▶ **THE TASK**: Reproduce the records precisely. Every line should be included.

#####

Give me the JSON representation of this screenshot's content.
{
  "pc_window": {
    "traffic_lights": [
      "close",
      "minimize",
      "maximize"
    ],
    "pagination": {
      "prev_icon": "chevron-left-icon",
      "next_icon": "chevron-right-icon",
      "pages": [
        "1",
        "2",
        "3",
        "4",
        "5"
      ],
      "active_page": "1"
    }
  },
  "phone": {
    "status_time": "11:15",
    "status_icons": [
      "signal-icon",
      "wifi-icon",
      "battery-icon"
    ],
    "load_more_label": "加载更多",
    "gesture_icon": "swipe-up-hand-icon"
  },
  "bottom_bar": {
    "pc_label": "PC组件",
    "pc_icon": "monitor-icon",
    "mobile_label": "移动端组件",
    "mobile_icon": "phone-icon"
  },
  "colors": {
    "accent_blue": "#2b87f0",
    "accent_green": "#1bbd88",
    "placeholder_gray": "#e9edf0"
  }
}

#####

▶ **WRITTEN SOLUTION**:
Give me the JSON representation of this screenshot's content.
{
  "pc_window": {
    "traffic_lights": [
      "close",
      "minimize",
      "maximize"
    ],
    "pagination": {
      "prev_icon": "chevron-left-icon",
      "next_icon": "chevron-right-icon",
      "pages": [
        "1",
        "2",
        "3",
        "4",
        "5"
      ],
      "active_page": "1"
    }
  },
  "phone": {
    "status_time": "11:15",
    "status_icons": [
      "signal-icon",
      "wifi-icon",
      "battery-icon"
    ],
    "load_more_label": "加载更多",
    "gesture_icon": "swipe-up-hand-icon"
  },
  "bottom_bar": {
    "pc_label": "PC组件",
    "pc_icon": "monitor-icon",
    "mobile_label": "移动端组件",
    "mobile_icon": "phone-icon"
  },
  "colors": {
    "accent_blue": "#2b87f0",
    "accent_green": "#1bbd88",
    "placeholder_gray": "#e9edf0"
  }
}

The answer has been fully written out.